━━━━━ Data excerpts

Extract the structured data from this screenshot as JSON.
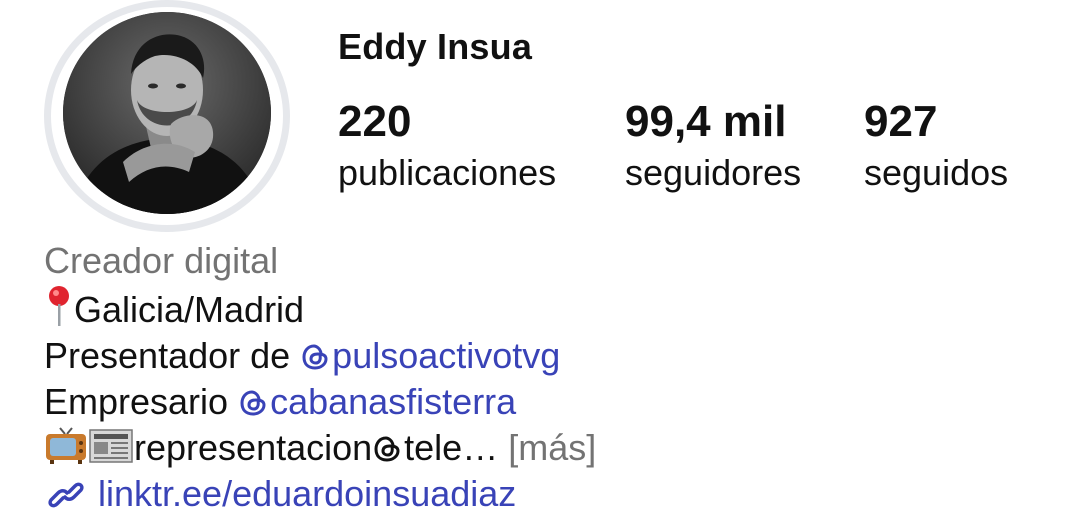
{
  "profile": {
    "username": "Eddy Insua",
    "stats": [
      {
        "value": "220",
        "label": "publicaciones"
      },
      {
        "value": "99,4 mil",
        "label": "seguidores"
      },
      {
        "value": "927",
        "label": "seguidos"
      }
    ]
  },
  "bio": {
    "category": "Creador digital",
    "location": "Galicia/Madrid",
    "presenter_prefix": "Presentador de ",
    "presenter_handle": "pulsoactivotvg",
    "business_prefix": "Empresario ",
    "business_handle": "cabanasfisterra",
    "contact_prefix": "representacion",
    "contact_suffix": "tele…",
    "more_label": "[más]",
    "link": "linktr.ee/eduardoinsuadiaz"
  },
  "icons": {
    "location": "round-pushpin-icon",
    "threads": "threads-icon",
    "tv": "television-icon",
    "news": "newspaper-icon",
    "link": "link-icon"
  },
  "colors": {
    "mention": "#3943b7",
    "secondary_text": "#737373",
    "avatar_ring": "#e6e8ec"
  }
}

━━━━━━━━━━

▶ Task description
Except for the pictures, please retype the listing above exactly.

▶ Response
Extract the structured data from this screenshot as JSON.
{
  "profile": {
    "username": "Eddy Insua",
    "stats": [
      {
        "value": "220",
        "label": "publicaciones"
      },
      {
        "value": "99,4 mil",
        "label": "seguidores"
      },
      {
        "value": "927",
        "label": "seguidos"
      }
    ]
  },
  "bio": {
    "category": "Creador digital",
    "location": "Galicia/Madrid",
    "presenter_prefix": "Presentador de ",
    "presenter_handle": "pulsoactivotvg",
    "business_prefix": "Empresario ",
    "business_handle": "cabanasfisterra",
    "contact_prefix": "representacion",
    "contact_suffix": "tele…",
    "more_label": "[más]",
    "link": "linktr.ee/eduardoinsuadiaz"
  },
  "icons": {
    "location": "round-pushpin-icon",
    "threads": "threads-icon",
    "tv": "television-icon",
    "news": "newspaper-icon",
    "link": "link-icon"
  },
  "colors": {
    "mention": "#3943b7",
    "secondary_text": "#737373",
    "avatar_ring": "#e6e8ec"
  }
}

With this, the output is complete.